(YOUR TASK) Leave out the images and set down the records below exactly.

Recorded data
========

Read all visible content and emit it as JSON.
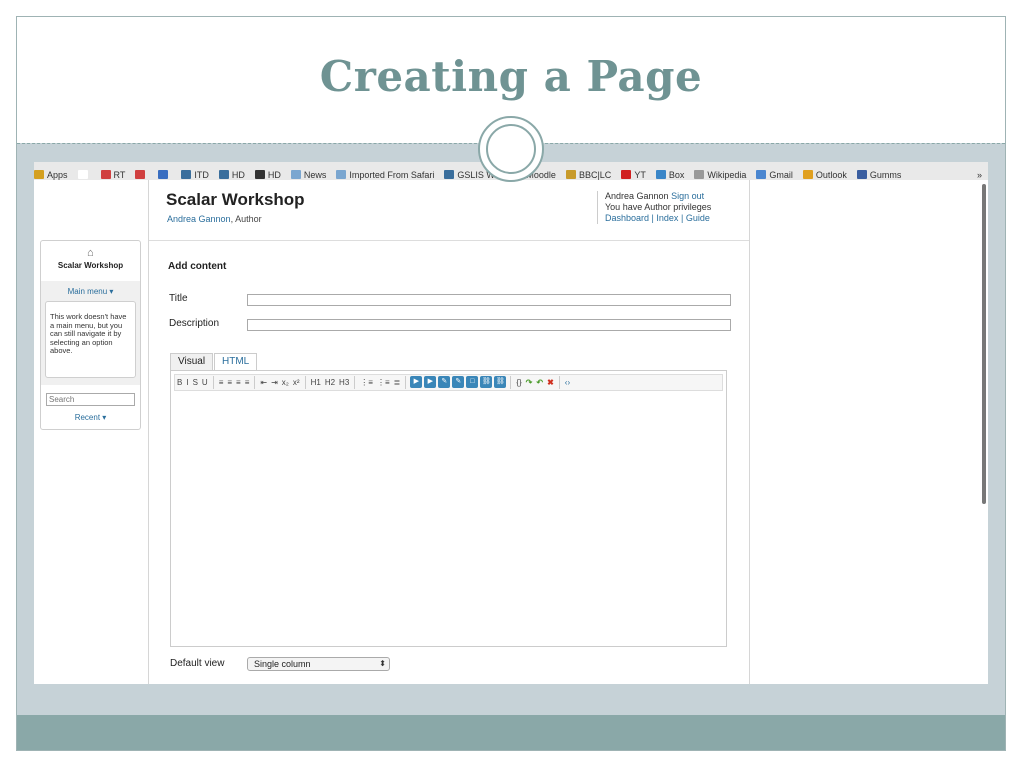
{
  "slide": {
    "title": "Creating a Page"
  },
  "bookmarks": {
    "items": [
      {
        "label": "Apps",
        "color": "#d4a020"
      },
      {
        "label": "",
        "color": "#ffffff"
      },
      {
        "label": "RT",
        "color": "#d04040"
      },
      {
        "label": "",
        "color": "#d04040"
      },
      {
        "label": "",
        "color": "#3a6ec0"
      },
      {
        "label": "ITD",
        "color": "#3a6e9c"
      },
      {
        "label": "HD",
        "color": "#3a6e9c"
      },
      {
        "label": "HD",
        "color": "#333333"
      },
      {
        "label": "News",
        "color": "#7aa6d0"
      },
      {
        "label": "Imported From Safari",
        "color": "#7aa6d0"
      },
      {
        "label": "GSLIS Wiki",
        "color": "#3a6e9c"
      },
      {
        "label": "Moodle",
        "color": "#333333"
      },
      {
        "label": "BBC|LC",
        "color": "#c89a2a"
      },
      {
        "label": "YT",
        "color": "#d02020"
      },
      {
        "label": "Box",
        "color": "#3a86c8"
      },
      {
        "label": "Wikipedia",
        "color": "#999999"
      },
      {
        "label": "Gmail",
        "color": "#4a86d0"
      },
      {
        "label": "Outlook",
        "color": "#e0a020"
      },
      {
        "label": "Gumms",
        "color": "#3a5ea0"
      }
    ],
    "more": "»"
  },
  "header": {
    "work_title": "Scalar Workshop",
    "author_name": "Andrea Gannon",
    "author_role": ", Author",
    "user_name": "Andrea Gannon",
    "sign_out": "Sign out",
    "privileges": "You have Author privileges",
    "dashboard": "Dashboard",
    "sep": "|",
    "index": "Index",
    "guide": "Guide"
  },
  "sidebar": {
    "home_icon": "⌂",
    "book_title": "Scalar Workshop",
    "main_menu": "Main menu ▾",
    "notice": "This work doesn't have a main menu, but you can still navigate it by selecting an option above.",
    "search_placeholder": "Search",
    "recent": "Recent ▾"
  },
  "form": {
    "heading": "Add content",
    "title_label": "Title",
    "title_value": "",
    "description_label": "Description",
    "description_value": "",
    "tab_visual": "Visual",
    "tab_html": "HTML",
    "default_view_label": "Default view",
    "default_view_value": "Single column",
    "default_view_arrow": "⬍"
  },
  "toolbar": {
    "buttons": [
      {
        "name": "bold-button",
        "label": "B"
      },
      {
        "name": "italic-button",
        "label": "I"
      },
      {
        "name": "strike-button",
        "label": "S"
      },
      {
        "name": "underline-button",
        "label": "U"
      },
      {
        "sep": true
      },
      {
        "name": "align-left-button",
        "label": "≡"
      },
      {
        "name": "align-center-button",
        "label": "≡"
      },
      {
        "name": "align-right-button",
        "label": "≡"
      },
      {
        "name": "align-justify-button",
        "label": "≡"
      },
      {
        "sep": true
      },
      {
        "name": "outdent-button",
        "label": "⇤"
      },
      {
        "name": "indent-button",
        "label": "⇥"
      },
      {
        "name": "subscript-button",
        "label": "x₂"
      },
      {
        "name": "superscript-button",
        "label": "x²"
      },
      {
        "sep": true
      },
      {
        "name": "h1-button",
        "label": "H1"
      },
      {
        "name": "h2-button",
        "label": "H2"
      },
      {
        "name": "h3-button",
        "label": "H3"
      },
      {
        "sep": true
      },
      {
        "name": "ordered-list-button",
        "label": "⋮≡"
      },
      {
        "name": "bullet-list-button",
        "label": "⋮≡"
      },
      {
        "name": "blockquote-button",
        "label": "≣"
      },
      {
        "sep": true
      },
      {
        "name": "insert-media-link-button",
        "label": "▶",
        "style": "blue"
      },
      {
        "name": "insert-inline-media-button",
        "label": "▶",
        "style": "blue"
      },
      {
        "name": "insert-note-button",
        "label": "✎",
        "style": "blue"
      },
      {
        "name": "insert-annotation-button",
        "label": "✎",
        "style": "blue"
      },
      {
        "name": "insert-widget-button",
        "label": "□",
        "style": "blue"
      },
      {
        "name": "insert-link-button",
        "label": "⛓",
        "style": "blue"
      },
      {
        "name": "unlink-button",
        "label": "⛓",
        "style": "blue"
      },
      {
        "sep": true
      },
      {
        "name": "insert-code-button",
        "label": "{}"
      },
      {
        "name": "redo-button",
        "label": "↷",
        "style": "green"
      },
      {
        "name": "undo-button",
        "label": "↶",
        "style": "green"
      },
      {
        "name": "remove-format-button",
        "label": "✖",
        "style": "red"
      },
      {
        "sep": true
      },
      {
        "name": "source-code-button",
        "label": "‹›",
        "style": "code"
      }
    ]
  }
}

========

(RESULT OF THE TASK)
Read all visible content and emit it as JSON.
{
  "slide": {
    "title": "Creating a Page"
  },
  "bookmarks": {
    "items": [
      {
        "label": "Apps",
        "color": "#d4a020"
      },
      {
        "label": "",
        "color": "#ffffff"
      },
      {
        "label": "RT",
        "color": "#d04040"
      },
      {
        "label": "",
        "color": "#d04040"
      },
      {
        "label": "",
        "color": "#3a6ec0"
      },
      {
        "label": "ITD",
        "color": "#3a6e9c"
      },
      {
        "label": "HD",
        "color": "#3a6e9c"
      },
      {
        "label": "HD",
        "color": "#333333"
      },
      {
        "label": "News",
        "color": "#7aa6d0"
      },
      {
        "label": "Imported From Safari",
        "color": "#7aa6d0"
      },
      {
        "label": "GSLIS Wiki",
        "color": "#3a6e9c"
      },
      {
        "label": "Moodle",
        "color": "#333333"
      },
      {
        "label": "BBC|LC",
        "color": "#c89a2a"
      },
      {
        "label": "YT",
        "color": "#d02020"
      },
      {
        "label": "Box",
        "color": "#3a86c8"
      },
      {
        "label": "Wikipedia",
        "color": "#999999"
      },
      {
        "label": "Gmail",
        "color": "#4a86d0"
      },
      {
        "label": "Outlook",
        "color": "#e0a020"
      },
      {
        "label": "Gumms",
        "color": "#3a5ea0"
      }
    ],
    "more": "»"
  },
  "header": {
    "work_title": "Scalar Workshop",
    "author_name": "Andrea Gannon",
    "author_role": ", Author",
    "user_name": "Andrea Gannon",
    "sign_out": "Sign out",
    "privileges": "You have Author privileges",
    "dashboard": "Dashboard",
    "sep": "|",
    "index": "Index",
    "guide": "Guide"
  },
  "sidebar": {
    "home_icon": "⌂",
    "book_title": "Scalar Workshop",
    "main_menu": "Main menu ▾",
    "notice": "This work doesn't have a main menu, but you can still navigate it by selecting an option above.",
    "search_placeholder": "Search",
    "recent": "Recent ▾"
  },
  "form": {
    "heading": "Add content",
    "title_label": "Title",
    "title_value": "",
    "description_label": "Description",
    "description_value": "",
    "tab_visual": "Visual",
    "tab_html": "HTML",
    "default_view_label": "Default view",
    "default_view_value": "Single column",
    "default_view_arrow": "⬍"
  },
  "toolbar": {
    "buttons": [
      {
        "name": "bold-button",
        "label": "B"
      },
      {
        "name": "italic-button",
        "label": "I"
      },
      {
        "name": "strike-button",
        "label": "S"
      },
      {
        "name": "underline-button",
        "label": "U"
      },
      {
        "sep": true
      },
      {
        "name": "align-left-button",
        "label": "≡"
      },
      {
        "name": "align-center-button",
        "label": "≡"
      },
      {
        "name": "align-right-button",
        "label": "≡"
      },
      {
        "name": "align-justify-button",
        "label": "≡"
      },
      {
        "sep": true
      },
      {
        "name": "outdent-button",
        "label": "⇤"
      },
      {
        "name": "indent-button",
        "label": "⇥"
      },
      {
        "name": "subscript-button",
        "label": "x₂"
      },
      {
        "name": "superscript-button",
        "label": "x²"
      },
      {
        "sep": true
      },
      {
        "name": "h1-button",
        "label": "H1"
      },
      {
        "name": "h2-button",
        "label": "H2"
      },
      {
        "name": "h3-button",
        "label": "H3"
      },
      {
        "sep": true
      },
      {
        "name": "ordered-list-button",
        "label": "⋮≡"
      },
      {
        "name": "bullet-list-button",
        "label": "⋮≡"
      },
      {
        "name": "blockquote-button",
        "label": "≣"
      },
      {
        "sep": true
      },
      {
        "name": "insert-media-link-button",
        "label": "▶",
        "style": "blue"
      },
      {
        "name": "insert-inline-media-button",
        "label": "▶",
        "style": "blue"
      },
      {
        "name": "insert-note-button",
        "label": "✎",
        "style": "blue"
      },
      {
        "name": "insert-annotation-button",
        "label": "✎",
        "style": "blue"
      },
      {
        "name": "insert-widget-button",
        "label": "□",
        "style": "blue"
      },
      {
        "name": "insert-link-button",
        "label": "⛓",
        "style": "blue"
      },
      {
        "name": "unlink-button",
        "label": "⛓",
        "style": "blue"
      },
      {
        "sep": true
      },
      {
        "name": "insert-code-button",
        "label": "{}"
      },
      {
        "name": "redo-button",
        "label": "↷",
        "style": "green"
      },
      {
        "name": "undo-button",
        "label": "↶",
        "style": "green"
      },
      {
        "name": "remove-format-button",
        "label": "✖",
        "style": "red"
      },
      {
        "sep": true
      },
      {
        "name": "source-code-button",
        "label": "‹›",
        "style": "code"
      }
    ]
  }
}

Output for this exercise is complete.